TASK DIRECTIONS
Extract every line below, verbatim.

DATASET EXCERPTS
= = = =

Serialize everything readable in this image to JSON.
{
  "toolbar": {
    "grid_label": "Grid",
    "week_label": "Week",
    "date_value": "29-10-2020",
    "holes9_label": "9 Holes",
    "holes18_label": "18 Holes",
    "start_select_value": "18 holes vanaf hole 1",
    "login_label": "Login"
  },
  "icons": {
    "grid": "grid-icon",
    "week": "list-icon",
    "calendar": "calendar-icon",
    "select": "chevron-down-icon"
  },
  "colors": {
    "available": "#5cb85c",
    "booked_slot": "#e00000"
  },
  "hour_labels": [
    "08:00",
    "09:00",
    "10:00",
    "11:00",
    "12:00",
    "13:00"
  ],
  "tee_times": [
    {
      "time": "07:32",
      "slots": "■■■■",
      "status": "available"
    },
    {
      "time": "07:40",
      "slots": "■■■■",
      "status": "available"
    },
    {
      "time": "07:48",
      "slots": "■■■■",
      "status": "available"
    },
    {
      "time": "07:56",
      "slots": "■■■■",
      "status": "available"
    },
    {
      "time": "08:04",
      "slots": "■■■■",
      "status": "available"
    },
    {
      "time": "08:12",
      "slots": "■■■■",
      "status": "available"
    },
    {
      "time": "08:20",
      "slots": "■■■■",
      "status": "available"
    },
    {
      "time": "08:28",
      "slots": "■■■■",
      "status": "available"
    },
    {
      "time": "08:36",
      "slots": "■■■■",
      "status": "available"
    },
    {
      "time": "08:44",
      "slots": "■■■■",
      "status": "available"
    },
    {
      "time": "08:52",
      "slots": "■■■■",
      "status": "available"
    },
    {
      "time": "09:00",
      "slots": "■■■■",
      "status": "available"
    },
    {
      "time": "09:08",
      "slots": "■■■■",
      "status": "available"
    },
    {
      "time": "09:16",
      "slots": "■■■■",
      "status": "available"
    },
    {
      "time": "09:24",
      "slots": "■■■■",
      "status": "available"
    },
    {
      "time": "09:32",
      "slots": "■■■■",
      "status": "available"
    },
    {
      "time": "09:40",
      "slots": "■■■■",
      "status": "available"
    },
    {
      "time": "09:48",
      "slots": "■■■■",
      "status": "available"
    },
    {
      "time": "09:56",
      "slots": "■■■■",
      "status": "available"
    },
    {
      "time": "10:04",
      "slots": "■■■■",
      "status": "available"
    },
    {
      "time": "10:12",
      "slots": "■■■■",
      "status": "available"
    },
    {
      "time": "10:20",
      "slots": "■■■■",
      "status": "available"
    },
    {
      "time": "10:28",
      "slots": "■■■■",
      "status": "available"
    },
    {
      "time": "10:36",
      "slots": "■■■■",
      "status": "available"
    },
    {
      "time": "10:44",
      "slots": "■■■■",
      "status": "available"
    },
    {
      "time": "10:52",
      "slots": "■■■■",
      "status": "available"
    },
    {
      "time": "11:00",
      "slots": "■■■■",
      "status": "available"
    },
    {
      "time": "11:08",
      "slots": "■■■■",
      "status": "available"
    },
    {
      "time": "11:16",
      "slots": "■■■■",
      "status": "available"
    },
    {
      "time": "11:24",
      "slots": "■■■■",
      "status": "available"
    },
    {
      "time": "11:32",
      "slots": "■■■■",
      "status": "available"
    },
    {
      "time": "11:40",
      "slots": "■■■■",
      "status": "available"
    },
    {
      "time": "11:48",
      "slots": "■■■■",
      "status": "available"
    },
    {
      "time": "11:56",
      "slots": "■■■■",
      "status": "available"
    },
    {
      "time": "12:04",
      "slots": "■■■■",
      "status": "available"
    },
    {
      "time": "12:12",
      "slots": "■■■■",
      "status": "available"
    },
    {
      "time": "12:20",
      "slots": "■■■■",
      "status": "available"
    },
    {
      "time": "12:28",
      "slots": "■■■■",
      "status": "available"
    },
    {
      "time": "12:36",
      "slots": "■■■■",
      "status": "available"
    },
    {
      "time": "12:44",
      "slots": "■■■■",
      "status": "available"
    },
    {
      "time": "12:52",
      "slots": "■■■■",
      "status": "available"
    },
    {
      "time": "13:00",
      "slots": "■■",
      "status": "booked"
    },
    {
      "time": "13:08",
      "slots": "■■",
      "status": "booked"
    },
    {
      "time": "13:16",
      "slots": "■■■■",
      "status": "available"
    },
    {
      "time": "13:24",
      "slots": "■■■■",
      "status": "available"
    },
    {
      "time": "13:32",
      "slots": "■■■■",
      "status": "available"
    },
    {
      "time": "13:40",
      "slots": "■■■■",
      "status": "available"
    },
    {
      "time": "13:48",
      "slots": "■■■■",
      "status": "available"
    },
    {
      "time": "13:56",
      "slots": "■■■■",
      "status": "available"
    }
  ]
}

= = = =

ANSWER TO THIS EXERCISE
Serialize everything readable in this image to JSON.
{
  "toolbar": {
    "grid_label": "Grid",
    "week_label": "Week",
    "date_value": "29-10-2020",
    "holes9_label": "9 Holes",
    "holes18_label": "18 Holes",
    "start_select_value": "18 holes vanaf hole 1",
    "login_label": "Login"
  },
  "icons": {
    "grid": "grid-icon",
    "week": "list-icon",
    "calendar": "calendar-icon",
    "select": "chevron-down-icon"
  },
  "colors": {
    "available": "#5cb85c",
    "booked_slot": "#e00000"
  },
  "hour_labels": [
    "08:00",
    "09:00",
    "10:00",
    "11:00",
    "12:00",
    "13:00"
  ],
  "tee_times": [
    {
      "time": "07:32",
      "slots": "■■■■",
      "status": "available"
    },
    {
      "time": "07:40",
      "slots": "■■■■",
      "status": "available"
    },
    {
      "time": "07:48",
      "slots": "■■■■",
      "status": "available"
    },
    {
      "time": "07:56",
      "slots": "■■■■",
      "status": "available"
    },
    {
      "time": "08:04",
      "slots": "■■■■",
      "status": "available"
    },
    {
      "time": "08:12",
      "slots": "■■■■",
      "status": "available"
    },
    {
      "time": "08:20",
      "slots": "■■■■",
      "status": "available"
    },
    {
      "time": "08:28",
      "slots": "■■■■",
      "status": "available"
    },
    {
      "time": "08:36",
      "slots": "■■■■",
      "status": "available"
    },
    {
      "time": "08:44",
      "slots": "■■■■",
      "status": "available"
    },
    {
      "time": "08:52",
      "slots": "■■■■",
      "status": "available"
    },
    {
      "time": "09:00",
      "slots": "■■■■",
      "status": "available"
    },
    {
      "time": "09:08",
      "slots": "■■■■",
      "status": "available"
    },
    {
      "time": "09:16",
      "slots": "■■■■",
      "status": "available"
    },
    {
      "time": "09:24",
      "slots": "■■■■",
      "status": "available"
    },
    {
      "time": "09:32",
      "slots": "■■■■",
      "status": "available"
    },
    {
      "time": "09:40",
      "slots": "■■■■",
      "status": "available"
    },
    {
      "time": "09:48",
      "slots": "■■■■",
      "status": "available"
    },
    {
      "time": "09:56",
      "slots": "■■■■",
      "status": "available"
    },
    {
      "time": "10:04",
      "slots": "■■■■",
      "status": "available"
    },
    {
      "time": "10:12",
      "slots": "■■■■",
      "status": "available"
    },
    {
      "time": "10:20",
      "slots": "■■■■",
      "status": "available"
    },
    {
      "time": "10:28",
      "slots": "■■■■",
      "status": "available"
    },
    {
      "time": "10:36",
      "slots": "■■■■",
      "status": "available"
    },
    {
      "time": "10:44",
      "slots": "■■■■",
      "status": "available"
    },
    {
      "time": "10:52",
      "slots": "■■■■",
      "status": "available"
    },
    {
      "time": "11:00",
      "slots": "■■■■",
      "status": "available"
    },
    {
      "time": "11:08",
      "slots": "■■■■",
      "status": "available"
    },
    {
      "time": "11:16",
      "slots": "■■■■",
      "status": "available"
    },
    {
      "time": "11:24",
      "slots": "■■■■",
      "status": "available"
    },
    {
      "time": "11:32",
      "slots": "■■■■",
      "status": "available"
    },
    {
      "time": "11:40",
      "slots": "■■■■",
      "status": "available"
    },
    {
      "time": "11:48",
      "slots": "■■■■",
      "status": "available"
    },
    {
      "time": "11:56",
      "slots": "■■■■",
      "status": "available"
    },
    {
      "time": "12:04",
      "slots": "■■■■",
      "status": "available"
    },
    {
      "time": "12:12",
      "slots": "■■■■",
      "status": "available"
    },
    {
      "time": "12:20",
      "slots": "■■■■",
      "status": "available"
    },
    {
      "time": "12:28",
      "slots": "■■■■",
      "status": "available"
    },
    {
      "time": "12:36",
      "slots": "■■■■",
      "status": "available"
    },
    {
      "time": "12:44",
      "slots": "■■■■",
      "status": "available"
    },
    {
      "time": "12:52",
      "slots": "■■■■",
      "status": "available"
    },
    {
      "time": "13:00",
      "slots": "■■",
      "status": "booked"
    },
    {
      "time": "13:08",
      "slots": "■■",
      "status": "booked"
    },
    {
      "time": "13:16",
      "slots": "■■■■",
      "status": "available"
    },
    {
      "time": "13:24",
      "slots": "■■■■",
      "status": "available"
    },
    {
      "time": "13:32",
      "slots": "■■■■",
      "status": "available"
    },
    {
      "time": "13:40",
      "slots": "■■■■",
      "status": "available"
    },
    {
      "time": "13:48",
      "slots": "■■■■",
      "status": "available"
    },
    {
      "time": "13:56",
      "slots": "■■■■",
      "status": "available"
    }
  ]
}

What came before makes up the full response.